Book: Threading My Prayer Rug

Threading My Prayer Rug cover

This enthralling story of the making of an American is a timely meditation on being Muslim in America today. Threading My Prayer Rug is a richly textured reflection. It is also the luminous story of many journeys: from Pakistan to the United States in an arranged marriage that becomes a love match lasting forty-five years; from secular Muslim in an Islamic society to devout Muslim in a society ignorant of Islam, and from liberal to conservative to American Muslim; from bride to mother; and from an immigrant intending to stay two years to an American citizen, business executive, grandmother, and tireless advocate for interfaith understanding.

Beginning with a sweetly funny, moving account of her arranged marriage, the author undercuts stereotypes and offers the refreshing view of an American life through Muslim eyes. Sabeeha was doing interfaith work for Imam Feisal A. Rauf, the driving force behind the Muslim community center near Ground Zero, when the backlash began. She recounts what that experience revealed about American society and in a new preface discusses Islam in America in the time of Trump.

Author: Sabeeha Rehman

Sabeeha Rehman was born and raised in Pakistan. She came to the United States in 1971 after a hurried arranged marriage to a Pakistani doctor in New York. With a bachelor's degree in Home Economics, she settled into the life of a homemaker. Once both her sons were enrolled full-time in school, she went back to college to get her master's in healthcare administration and began her twenty-five-year career as a hospital executive. Her career spanned hospitals in New York, New Jersey, and Saudi Arabia.

Raising children Muslim in the absence of a Muslim community was a daunting challenge. In the early 1980s, she and her husband began the work of establishing a Muslim community on Staten Island, where they were living at the time. Their efforts culminated in the building of a mosque.

Ms. Rehman has spent the last several decades in engaging in interfaith dialogue with faith communities. She served as the director of interfaith programs at the American Society for Muslim Advancement and as the chief operating officer at the Cordoba Initiative, a multifaith organization dedicated to building bridges between Muslims and the West. She is active on the interfaith circuit, raising awareness of Islam, and Muslims in America.

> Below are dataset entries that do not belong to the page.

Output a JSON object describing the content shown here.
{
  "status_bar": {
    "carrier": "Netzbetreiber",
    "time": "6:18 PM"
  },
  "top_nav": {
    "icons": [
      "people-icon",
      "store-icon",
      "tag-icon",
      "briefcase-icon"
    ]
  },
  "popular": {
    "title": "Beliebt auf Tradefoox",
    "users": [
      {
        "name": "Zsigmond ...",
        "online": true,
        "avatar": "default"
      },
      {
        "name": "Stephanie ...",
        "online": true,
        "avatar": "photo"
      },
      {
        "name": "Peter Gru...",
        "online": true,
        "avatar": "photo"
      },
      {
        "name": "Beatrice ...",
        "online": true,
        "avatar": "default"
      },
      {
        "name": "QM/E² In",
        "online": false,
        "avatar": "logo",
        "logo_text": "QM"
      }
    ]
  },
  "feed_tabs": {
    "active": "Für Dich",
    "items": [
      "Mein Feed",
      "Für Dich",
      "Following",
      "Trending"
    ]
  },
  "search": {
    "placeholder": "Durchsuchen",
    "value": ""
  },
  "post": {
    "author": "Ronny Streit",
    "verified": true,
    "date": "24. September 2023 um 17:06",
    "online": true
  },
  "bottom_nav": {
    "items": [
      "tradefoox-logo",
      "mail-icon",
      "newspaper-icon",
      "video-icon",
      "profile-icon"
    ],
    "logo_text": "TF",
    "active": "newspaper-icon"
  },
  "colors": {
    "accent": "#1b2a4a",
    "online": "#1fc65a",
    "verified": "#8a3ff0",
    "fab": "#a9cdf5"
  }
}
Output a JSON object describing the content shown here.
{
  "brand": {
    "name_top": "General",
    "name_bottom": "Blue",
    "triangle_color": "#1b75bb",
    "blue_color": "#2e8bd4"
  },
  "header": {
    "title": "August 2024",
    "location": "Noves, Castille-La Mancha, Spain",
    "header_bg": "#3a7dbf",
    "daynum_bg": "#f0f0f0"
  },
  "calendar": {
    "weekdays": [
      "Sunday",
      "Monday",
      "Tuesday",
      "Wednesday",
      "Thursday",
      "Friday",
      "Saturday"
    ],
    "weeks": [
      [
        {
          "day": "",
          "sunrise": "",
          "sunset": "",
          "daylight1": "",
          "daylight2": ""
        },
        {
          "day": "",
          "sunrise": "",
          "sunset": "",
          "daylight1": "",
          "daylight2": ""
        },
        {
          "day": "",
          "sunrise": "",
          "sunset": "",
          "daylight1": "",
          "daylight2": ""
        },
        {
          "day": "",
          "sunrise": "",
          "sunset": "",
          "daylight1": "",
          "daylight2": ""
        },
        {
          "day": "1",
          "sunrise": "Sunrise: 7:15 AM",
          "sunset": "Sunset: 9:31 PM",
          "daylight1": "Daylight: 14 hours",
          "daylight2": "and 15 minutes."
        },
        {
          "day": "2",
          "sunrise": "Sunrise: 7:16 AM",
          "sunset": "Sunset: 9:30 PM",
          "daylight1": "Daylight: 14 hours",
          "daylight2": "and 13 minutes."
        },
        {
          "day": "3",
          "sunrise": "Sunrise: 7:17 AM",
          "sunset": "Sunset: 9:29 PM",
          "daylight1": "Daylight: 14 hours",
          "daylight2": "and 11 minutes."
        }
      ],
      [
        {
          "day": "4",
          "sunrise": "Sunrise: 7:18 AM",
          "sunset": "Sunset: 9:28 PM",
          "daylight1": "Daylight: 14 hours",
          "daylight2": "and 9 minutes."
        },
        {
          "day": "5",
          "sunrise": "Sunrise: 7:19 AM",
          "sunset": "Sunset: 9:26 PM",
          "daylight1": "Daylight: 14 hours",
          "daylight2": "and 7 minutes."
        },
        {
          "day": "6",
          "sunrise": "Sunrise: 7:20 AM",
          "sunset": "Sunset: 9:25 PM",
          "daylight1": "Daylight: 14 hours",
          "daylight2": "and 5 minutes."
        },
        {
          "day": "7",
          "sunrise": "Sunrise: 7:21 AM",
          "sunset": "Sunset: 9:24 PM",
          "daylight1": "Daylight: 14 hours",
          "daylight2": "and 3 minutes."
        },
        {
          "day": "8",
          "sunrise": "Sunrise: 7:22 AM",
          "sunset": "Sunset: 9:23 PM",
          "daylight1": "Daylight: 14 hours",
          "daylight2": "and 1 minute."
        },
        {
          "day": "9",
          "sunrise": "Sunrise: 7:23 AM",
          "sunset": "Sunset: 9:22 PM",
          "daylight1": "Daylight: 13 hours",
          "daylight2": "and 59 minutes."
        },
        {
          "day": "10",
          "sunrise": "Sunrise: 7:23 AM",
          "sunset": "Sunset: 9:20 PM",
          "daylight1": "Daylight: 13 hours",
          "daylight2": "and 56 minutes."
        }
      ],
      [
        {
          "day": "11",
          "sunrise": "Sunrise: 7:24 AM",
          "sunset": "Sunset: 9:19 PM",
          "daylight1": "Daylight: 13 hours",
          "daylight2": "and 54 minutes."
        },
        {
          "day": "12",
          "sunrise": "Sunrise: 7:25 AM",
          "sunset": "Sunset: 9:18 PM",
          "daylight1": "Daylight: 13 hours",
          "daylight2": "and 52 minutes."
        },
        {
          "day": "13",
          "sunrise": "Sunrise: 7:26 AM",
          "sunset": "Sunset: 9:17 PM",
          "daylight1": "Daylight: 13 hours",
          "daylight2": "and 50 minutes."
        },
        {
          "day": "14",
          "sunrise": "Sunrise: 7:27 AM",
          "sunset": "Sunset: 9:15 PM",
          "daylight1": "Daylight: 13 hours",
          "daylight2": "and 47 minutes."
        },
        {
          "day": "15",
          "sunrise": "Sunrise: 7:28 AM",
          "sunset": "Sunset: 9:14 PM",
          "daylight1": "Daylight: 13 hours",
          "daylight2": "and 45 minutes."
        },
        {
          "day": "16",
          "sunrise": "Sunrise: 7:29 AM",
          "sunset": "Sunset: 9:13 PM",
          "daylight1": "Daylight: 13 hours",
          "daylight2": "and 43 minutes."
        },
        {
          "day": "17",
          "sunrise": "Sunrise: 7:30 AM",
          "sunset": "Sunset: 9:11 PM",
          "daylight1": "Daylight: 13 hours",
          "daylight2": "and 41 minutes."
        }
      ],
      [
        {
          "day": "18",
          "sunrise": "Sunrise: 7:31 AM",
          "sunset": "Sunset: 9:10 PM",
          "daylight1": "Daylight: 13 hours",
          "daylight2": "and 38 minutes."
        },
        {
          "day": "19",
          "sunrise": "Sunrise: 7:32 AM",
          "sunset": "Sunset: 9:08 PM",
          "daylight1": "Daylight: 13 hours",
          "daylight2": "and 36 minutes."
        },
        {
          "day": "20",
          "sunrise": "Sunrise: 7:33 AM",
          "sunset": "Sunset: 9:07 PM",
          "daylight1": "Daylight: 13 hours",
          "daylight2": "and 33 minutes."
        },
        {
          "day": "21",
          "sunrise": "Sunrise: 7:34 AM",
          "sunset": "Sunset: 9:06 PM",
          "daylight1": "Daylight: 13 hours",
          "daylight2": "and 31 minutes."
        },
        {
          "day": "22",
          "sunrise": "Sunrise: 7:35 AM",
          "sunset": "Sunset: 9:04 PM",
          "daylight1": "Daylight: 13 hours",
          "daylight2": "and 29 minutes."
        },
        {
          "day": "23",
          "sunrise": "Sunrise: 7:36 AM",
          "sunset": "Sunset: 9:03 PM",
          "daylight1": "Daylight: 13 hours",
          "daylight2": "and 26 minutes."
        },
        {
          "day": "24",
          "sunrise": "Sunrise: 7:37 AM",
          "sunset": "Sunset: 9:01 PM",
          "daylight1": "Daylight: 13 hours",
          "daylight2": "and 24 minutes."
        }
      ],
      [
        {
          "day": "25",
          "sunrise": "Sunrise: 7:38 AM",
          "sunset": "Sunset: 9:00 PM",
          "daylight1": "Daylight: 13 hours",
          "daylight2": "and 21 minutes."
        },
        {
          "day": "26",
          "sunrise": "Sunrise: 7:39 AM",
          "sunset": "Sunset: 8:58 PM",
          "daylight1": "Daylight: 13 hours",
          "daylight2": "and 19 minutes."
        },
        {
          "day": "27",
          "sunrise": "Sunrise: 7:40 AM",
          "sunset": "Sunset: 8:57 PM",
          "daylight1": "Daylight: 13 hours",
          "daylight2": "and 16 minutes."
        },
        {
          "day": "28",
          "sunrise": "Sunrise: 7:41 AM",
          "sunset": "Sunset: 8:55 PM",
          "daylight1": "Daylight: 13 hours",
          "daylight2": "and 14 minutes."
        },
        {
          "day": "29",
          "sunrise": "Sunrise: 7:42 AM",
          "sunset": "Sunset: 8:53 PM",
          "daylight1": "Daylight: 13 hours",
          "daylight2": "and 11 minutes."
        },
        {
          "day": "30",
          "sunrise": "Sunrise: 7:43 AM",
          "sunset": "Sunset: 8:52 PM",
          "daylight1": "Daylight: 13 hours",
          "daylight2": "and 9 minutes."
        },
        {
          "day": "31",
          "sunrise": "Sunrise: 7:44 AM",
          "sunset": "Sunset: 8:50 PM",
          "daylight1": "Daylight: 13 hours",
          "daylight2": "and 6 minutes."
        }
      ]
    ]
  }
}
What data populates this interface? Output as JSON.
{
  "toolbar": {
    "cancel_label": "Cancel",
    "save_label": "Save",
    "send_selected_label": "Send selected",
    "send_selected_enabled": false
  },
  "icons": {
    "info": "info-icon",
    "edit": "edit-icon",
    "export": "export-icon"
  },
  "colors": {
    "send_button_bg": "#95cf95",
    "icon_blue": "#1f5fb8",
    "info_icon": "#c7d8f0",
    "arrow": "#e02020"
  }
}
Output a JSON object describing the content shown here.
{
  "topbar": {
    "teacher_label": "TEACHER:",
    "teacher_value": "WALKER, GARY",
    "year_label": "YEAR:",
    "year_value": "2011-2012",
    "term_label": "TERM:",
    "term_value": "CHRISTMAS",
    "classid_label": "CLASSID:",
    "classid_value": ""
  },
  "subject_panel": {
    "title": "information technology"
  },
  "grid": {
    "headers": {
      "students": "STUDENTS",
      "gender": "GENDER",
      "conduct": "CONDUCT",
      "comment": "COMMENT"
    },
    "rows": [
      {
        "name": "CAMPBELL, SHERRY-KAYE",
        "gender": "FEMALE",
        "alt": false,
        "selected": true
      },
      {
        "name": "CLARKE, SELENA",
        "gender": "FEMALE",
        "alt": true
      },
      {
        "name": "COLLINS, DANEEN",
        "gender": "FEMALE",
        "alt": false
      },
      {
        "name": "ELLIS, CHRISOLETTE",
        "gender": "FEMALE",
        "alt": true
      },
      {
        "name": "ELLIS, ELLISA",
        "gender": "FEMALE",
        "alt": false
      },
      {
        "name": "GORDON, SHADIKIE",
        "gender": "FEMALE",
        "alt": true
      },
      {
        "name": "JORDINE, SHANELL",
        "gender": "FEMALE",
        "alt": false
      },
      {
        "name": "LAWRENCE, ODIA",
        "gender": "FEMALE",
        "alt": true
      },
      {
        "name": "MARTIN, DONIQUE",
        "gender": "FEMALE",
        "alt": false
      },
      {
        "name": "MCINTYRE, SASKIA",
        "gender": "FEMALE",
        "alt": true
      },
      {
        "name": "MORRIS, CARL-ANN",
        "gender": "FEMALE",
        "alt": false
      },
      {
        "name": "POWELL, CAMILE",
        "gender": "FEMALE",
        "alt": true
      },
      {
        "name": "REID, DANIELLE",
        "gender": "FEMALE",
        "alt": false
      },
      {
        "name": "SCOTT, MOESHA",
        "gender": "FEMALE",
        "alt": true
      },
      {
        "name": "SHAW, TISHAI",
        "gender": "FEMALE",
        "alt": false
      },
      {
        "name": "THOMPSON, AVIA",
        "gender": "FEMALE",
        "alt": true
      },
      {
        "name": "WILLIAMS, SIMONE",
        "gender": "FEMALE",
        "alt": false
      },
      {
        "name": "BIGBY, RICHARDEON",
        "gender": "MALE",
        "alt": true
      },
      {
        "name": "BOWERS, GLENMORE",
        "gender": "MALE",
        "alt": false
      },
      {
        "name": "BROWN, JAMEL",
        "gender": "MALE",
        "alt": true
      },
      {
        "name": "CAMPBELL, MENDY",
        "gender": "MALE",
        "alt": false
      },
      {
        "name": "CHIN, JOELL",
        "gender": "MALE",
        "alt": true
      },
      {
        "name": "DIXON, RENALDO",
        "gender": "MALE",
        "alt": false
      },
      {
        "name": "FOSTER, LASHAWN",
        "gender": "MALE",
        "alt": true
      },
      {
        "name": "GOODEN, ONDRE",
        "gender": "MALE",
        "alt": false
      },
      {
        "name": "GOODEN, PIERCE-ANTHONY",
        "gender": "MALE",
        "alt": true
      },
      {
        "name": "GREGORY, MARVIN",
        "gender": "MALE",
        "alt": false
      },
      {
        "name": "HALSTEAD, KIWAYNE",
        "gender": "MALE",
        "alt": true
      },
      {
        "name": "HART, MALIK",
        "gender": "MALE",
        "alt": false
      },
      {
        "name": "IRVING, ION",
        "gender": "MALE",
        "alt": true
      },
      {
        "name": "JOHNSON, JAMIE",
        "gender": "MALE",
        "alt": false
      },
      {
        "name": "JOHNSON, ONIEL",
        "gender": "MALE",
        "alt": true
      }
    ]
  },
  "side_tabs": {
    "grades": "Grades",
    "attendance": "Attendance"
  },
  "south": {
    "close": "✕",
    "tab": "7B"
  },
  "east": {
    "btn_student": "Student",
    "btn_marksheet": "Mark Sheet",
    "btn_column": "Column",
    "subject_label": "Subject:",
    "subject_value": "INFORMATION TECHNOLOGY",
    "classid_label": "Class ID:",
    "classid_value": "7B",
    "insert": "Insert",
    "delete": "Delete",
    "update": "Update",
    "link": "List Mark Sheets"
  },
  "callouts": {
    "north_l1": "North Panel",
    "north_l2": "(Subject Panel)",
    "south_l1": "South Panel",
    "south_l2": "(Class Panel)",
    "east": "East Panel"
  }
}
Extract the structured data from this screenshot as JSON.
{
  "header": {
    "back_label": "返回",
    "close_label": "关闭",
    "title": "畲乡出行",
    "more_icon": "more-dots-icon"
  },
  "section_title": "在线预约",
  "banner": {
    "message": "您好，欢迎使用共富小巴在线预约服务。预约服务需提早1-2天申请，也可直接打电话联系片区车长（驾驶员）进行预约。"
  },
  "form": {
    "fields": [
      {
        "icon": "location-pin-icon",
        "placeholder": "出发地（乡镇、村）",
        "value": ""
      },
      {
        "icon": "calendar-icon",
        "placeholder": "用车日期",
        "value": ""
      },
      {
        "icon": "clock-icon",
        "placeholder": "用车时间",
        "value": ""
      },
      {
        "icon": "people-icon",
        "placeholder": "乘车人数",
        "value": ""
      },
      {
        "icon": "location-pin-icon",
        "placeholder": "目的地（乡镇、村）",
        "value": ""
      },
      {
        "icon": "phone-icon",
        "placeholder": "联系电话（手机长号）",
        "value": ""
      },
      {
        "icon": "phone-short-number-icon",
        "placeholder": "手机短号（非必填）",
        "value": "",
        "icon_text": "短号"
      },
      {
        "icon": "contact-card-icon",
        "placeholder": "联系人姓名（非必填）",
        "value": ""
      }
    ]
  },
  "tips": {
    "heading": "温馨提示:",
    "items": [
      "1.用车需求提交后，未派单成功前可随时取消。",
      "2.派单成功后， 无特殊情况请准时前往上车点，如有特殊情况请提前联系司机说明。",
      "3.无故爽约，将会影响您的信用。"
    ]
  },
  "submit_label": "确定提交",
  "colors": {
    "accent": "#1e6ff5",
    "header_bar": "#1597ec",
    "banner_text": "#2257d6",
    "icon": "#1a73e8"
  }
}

When her grandson was diagnosed with autism, she left her career and cofounded the New York Metro Chapter of the National Autism Association, and served as its first president.

Her memoir, Threading My Prayer Rug, received Honorable Mention in Spirituality in the San Francisco Book Festival Awards of 2017. It was listed as a Top 10 Religion and Spirituality Book of 2016 and a Top 10 Diverse Nonfiction Books of 2017 by Booklist. She has contributed op-eds to the Wall Street Journal, and she blogs on topics related to American Muslim and Pakistani immigrant experience at

She lives in New York City with her husband Khalid, a retired hematologist/oncologist.